- **EXERCISE DESCRIPTION**: Would you return the listing that follows exactly, leaving its pictures behind?

+ + +

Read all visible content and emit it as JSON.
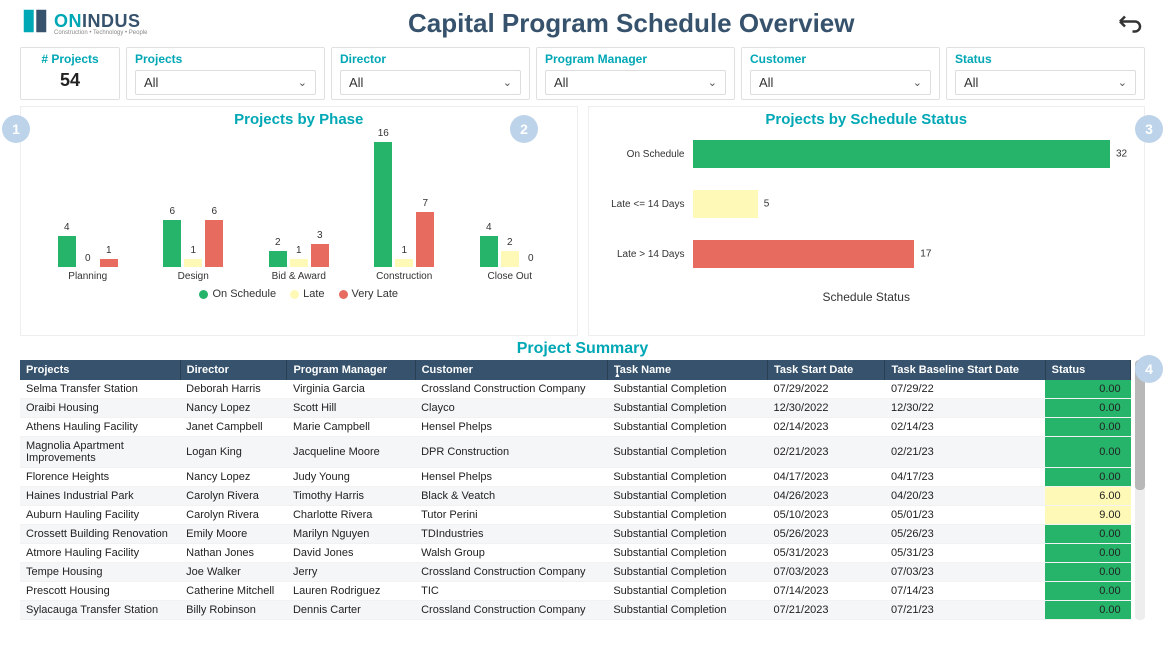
{
  "header": {
    "title": "Capital Program Schedule Overview",
    "logo": {
      "on": "ON",
      "indus": "INDUS",
      "sub": "Construction • Technology • People"
    }
  },
  "filters": {
    "count_label": "# Projects",
    "count_value": "54",
    "items": [
      {
        "label": "Projects",
        "value": "All"
      },
      {
        "label": "Director",
        "value": "All"
      },
      {
        "label": "Program Manager",
        "value": "All"
      },
      {
        "label": "Customer",
        "value": "All"
      },
      {
        "label": "Status",
        "value": "All"
      }
    ]
  },
  "chart_data": [
    {
      "type": "bar",
      "title": "Projects by Phase",
      "categories": [
        "Planning",
        "Design",
        "Bid & Award",
        "Construction",
        "Close Out"
      ],
      "series": [
        {
          "name": "On Schedule",
          "color": "#26b36a",
          "values": [
            4,
            6,
            2,
            16,
            4
          ]
        },
        {
          "name": "Late",
          "color": "#fff9b8",
          "values": [
            0,
            1,
            1,
            1,
            2
          ]
        },
        {
          "name": "Very Late",
          "color": "#e86b60",
          "values": [
            1,
            6,
            3,
            7,
            0
          ]
        }
      ],
      "ylim": [
        0,
        16
      ]
    },
    {
      "type": "bar",
      "orientation": "horizontal",
      "title": "Projects by Schedule Status",
      "categories": [
        "On Schedule",
        "Late <= 14 Days",
        "Late > 14 Days"
      ],
      "values": [
        32,
        5,
        17
      ],
      "colors": [
        "#26b36a",
        "#fff9b8",
        "#e86b60"
      ],
      "xlabel": "Schedule Status",
      "xlim": [
        0,
        32
      ]
    }
  ],
  "legend": {
    "on": "On Schedule",
    "late": "Late",
    "vlate": "Very Late"
  },
  "table": {
    "title": "Project Summary",
    "columns": [
      "Projects",
      "Director",
      "Program Manager",
      "Customer",
      "Task Name",
      "Task Start Date",
      "Task Baseline Start Date",
      "Status"
    ],
    "rows": [
      {
        "project": "Selma Transfer Station",
        "director": "Deborah Harris",
        "pm": "Virginia Garcia",
        "customer": "Crossland Construction Company",
        "task": "Substantial Completion",
        "start": "07/29/2022",
        "baseline": "07/29/22",
        "status": "0.00",
        "status_class": "st-green"
      },
      {
        "project": "Oraibi Housing",
        "director": "Nancy Lopez",
        "pm": "Scott Hill",
        "customer": "Clayco",
        "task": "Substantial Completion",
        "start": "12/30/2022",
        "baseline": "12/30/22",
        "status": "0.00",
        "status_class": "st-green"
      },
      {
        "project": "Athens Hauling Facility",
        "director": "Janet Campbell",
        "pm": "Marie Campbell",
        "customer": "Hensel Phelps",
        "task": "Substantial Completion",
        "start": "02/14/2023",
        "baseline": "02/14/23",
        "status": "0.00",
        "status_class": "st-green"
      },
      {
        "project": "Magnolia Apartment Improvements",
        "director": "Logan King",
        "pm": "Jacqueline Moore",
        "customer": "DPR Construction",
        "task": "Substantial Completion",
        "start": "02/21/2023",
        "baseline": "02/21/23",
        "status": "0.00",
        "status_class": "st-green"
      },
      {
        "project": "Florence Heights",
        "director": "Nancy Lopez",
        "pm": "Judy Young",
        "customer": "Hensel Phelps",
        "task": "Substantial Completion",
        "start": "04/17/2023",
        "baseline": "04/17/23",
        "status": "0.00",
        "status_class": "st-green"
      },
      {
        "project": "Haines Industrial Park",
        "director": "Carolyn Rivera",
        "pm": "Timothy Harris",
        "customer": "Black & Veatch",
        "task": "Substantial Completion",
        "start": "04/26/2023",
        "baseline": "04/20/23",
        "status": "6.00",
        "status_class": "st-yellow"
      },
      {
        "project": "Auburn Hauling Facility",
        "director": "Carolyn Rivera",
        "pm": "Charlotte Rivera",
        "customer": "Tutor Perini",
        "task": "Substantial Completion",
        "start": "05/10/2023",
        "baseline": "05/01/23",
        "status": "9.00",
        "status_class": "st-yellow"
      },
      {
        "project": "Crossett Building Renovation",
        "director": "Emily Moore",
        "pm": "Marilyn Nguyen",
        "customer": "TDIndustries",
        "task": "Substantial Completion",
        "start": "05/26/2023",
        "baseline": "05/26/23",
        "status": "0.00",
        "status_class": "st-green"
      },
      {
        "project": "Atmore Hauling Facility",
        "director": "Nathan Jones",
        "pm": "David Jones",
        "customer": "Walsh Group",
        "task": "Substantial Completion",
        "start": "05/31/2023",
        "baseline": "05/31/23",
        "status": "0.00",
        "status_class": "st-green"
      },
      {
        "project": "Tempe Housing",
        "director": "Joe Walker",
        "pm": "Jerry",
        "customer": "Crossland Construction Company",
        "task": "Substantial Completion",
        "start": "07/03/2023",
        "baseline": "07/03/23",
        "status": "0.00",
        "status_class": "st-green"
      },
      {
        "project": "Prescott Housing",
        "director": "Catherine Mitchell",
        "pm": "Lauren Rodriguez",
        "customer": "TIC",
        "task": "Substantial Completion",
        "start": "07/14/2023",
        "baseline": "07/14/23",
        "status": "0.00",
        "status_class": "st-green"
      },
      {
        "project": "Sylacauga Transfer Station",
        "director": "Billy Robinson",
        "pm": "Dennis Carter",
        "customer": "Crossland Construction Company",
        "task": "Substantial Completion",
        "start": "07/21/2023",
        "baseline": "07/21/23",
        "status": "0.00",
        "status_class": "st-green"
      }
    ]
  },
  "annotations": {
    "b1": "1",
    "b2": "2",
    "b3": "3",
    "b4": "4"
  }
}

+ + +

- **EXERCISE ANSWER**:
Read all visible content and emit it as JSON.
{
  "header": {
    "title": "Capital Program Schedule Overview",
    "logo": {
      "on": "ON",
      "indus": "INDUS",
      "sub": "Construction • Technology • People"
    }
  },
  "filters": {
    "count_label": "# Projects",
    "count_value": "54",
    "items": [
      {
        "label": "Projects",
        "value": "All"
      },
      {
        "label": "Director",
        "value": "All"
      },
      {
        "label": "Program Manager",
        "value": "All"
      },
      {
        "label": "Customer",
        "value": "All"
      },
      {
        "label": "Status",
        "value": "All"
      }
    ]
  },
  "chart_data": [
    {
      "type": "bar",
      "title": "Projects by Phase",
      "categories": [
        "Planning",
        "Design",
        "Bid & Award",
        "Construction",
        "Close Out"
      ],
      "series": [
        {
          "name": "On Schedule",
          "color": "#26b36a",
          "values": [
            4,
            6,
            2,
            16,
            4
          ]
        },
        {
          "name": "Late",
          "color": "#fff9b8",
          "values": [
            0,
            1,
            1,
            1,
            2
          ]
        },
        {
          "name": "Very Late",
          "color": "#e86b60",
          "values": [
            1,
            6,
            3,
            7,
            0
          ]
        }
      ],
      "ylim": [
        0,
        16
      ]
    },
    {
      "type": "bar",
      "orientation": "horizontal",
      "title": "Projects by Schedule Status",
      "categories": [
        "On Schedule",
        "Late <= 14 Days",
        "Late > 14 Days"
      ],
      "values": [
        32,
        5,
        17
      ],
      "colors": [
        "#26b36a",
        "#fff9b8",
        "#e86b60"
      ],
      "xlabel": "Schedule Status",
      "xlim": [
        0,
        32
      ]
    }
  ],
  "legend": {
    "on": "On Schedule",
    "late": "Late",
    "vlate": "Very Late"
  },
  "table": {
    "title": "Project Summary",
    "columns": [
      "Projects",
      "Director",
      "Program Manager",
      "Customer",
      "Task Name",
      "Task Start Date",
      "Task Baseline Start Date",
      "Status"
    ],
    "rows": [
      {
        "project": "Selma Transfer Station",
        "director": "Deborah Harris",
        "pm": "Virginia Garcia",
        "customer": "Crossland Construction Company",
        "task": "Substantial Completion",
        "start": "07/29/2022",
        "baseline": "07/29/22",
        "status": "0.00",
        "status_class": "st-green"
      },
      {
        "project": "Oraibi Housing",
        "director": "Nancy Lopez",
        "pm": "Scott Hill",
        "customer": "Clayco",
        "task": "Substantial Completion",
        "start": "12/30/2022",
        "baseline": "12/30/22",
        "status": "0.00",
        "status_class": "st-green"
      },
      {
        "project": "Athens Hauling Facility",
        "director": "Janet Campbell",
        "pm": "Marie Campbell",
        "customer": "Hensel Phelps",
        "task": "Substantial Completion",
        "start": "02/14/2023",
        "baseline": "02/14/23",
        "status": "0.00",
        "status_class": "st-green"
      },
      {
        "project": "Magnolia Apartment Improvements",
        "director": "Logan King",
        "pm": "Jacqueline Moore",
        "customer": "DPR Construction",
        "task": "Substantial Completion",
        "start": "02/21/2023",
        "baseline": "02/21/23",
        "status": "0.00",
        "status_class": "st-green"
      },
      {
        "project": "Florence Heights",
        "director": "Nancy Lopez",
        "pm": "Judy Young",
        "customer": "Hensel Phelps",
        "task": "Substantial Completion",
        "start": "04/17/2023",
        "baseline": "04/17/23",
        "status": "0.00",
        "status_class": "st-green"
      },
      {
        "project": "Haines Industrial Park",
        "director": "Carolyn Rivera",
        "pm": "Timothy Harris",
        "customer": "Black & Veatch",
        "task": "Substantial Completion",
        "start": "04/26/2023",
        "baseline": "04/20/23",
        "status": "6.00",
        "status_class": "st-yellow"
      },
      {
        "project": "Auburn Hauling Facility",
        "director": "Carolyn Rivera",
        "pm": "Charlotte Rivera",
        "customer": "Tutor Perini",
        "task": "Substantial Completion",
        "start": "05/10/2023",
        "baseline": "05/01/23",
        "status": "9.00",
        "status_class": "st-yellow"
      },
      {
        "project": "Crossett Building Renovation",
        "director": "Emily Moore",
        "pm": "Marilyn Nguyen",
        "customer": "TDIndustries",
        "task": "Substantial Completion",
        "start": "05/26/2023",
        "baseline": "05/26/23",
        "status": "0.00",
        "status_class": "st-green"
      },
      {
        "project": "Atmore Hauling Facility",
        "director": "Nathan Jones",
        "pm": "David Jones",
        "customer": "Walsh Group",
        "task": "Substantial Completion",
        "start": "05/31/2023",
        "baseline": "05/31/23",
        "status": "0.00",
        "status_class": "st-green"
      },
      {
        "project": "Tempe Housing",
        "director": "Joe Walker",
        "pm": "Jerry",
        "customer": "Crossland Construction Company",
        "task": "Substantial Completion",
        "start": "07/03/2023",
        "baseline": "07/03/23",
        "status": "0.00",
        "status_class": "st-green"
      },
      {
        "project": "Prescott Housing",
        "director": "Catherine Mitchell",
        "pm": "Lauren Rodriguez",
        "customer": "TIC",
        "task": "Substantial Completion",
        "start": "07/14/2023",
        "baseline": "07/14/23",
        "status": "0.00",
        "status_class": "st-green"
      },
      {
        "project": "Sylacauga Transfer Station",
        "director": "Billy Robinson",
        "pm": "Dennis Carter",
        "customer": "Crossland Construction Company",
        "task": "Substantial Completion",
        "start": "07/21/2023",
        "baseline": "07/21/23",
        "status": "0.00",
        "status_class": "st-green"
      }
    ]
  },
  "annotations": {
    "b1": "1",
    "b2": "2",
    "b3": "3",
    "b4": "4"
  }
}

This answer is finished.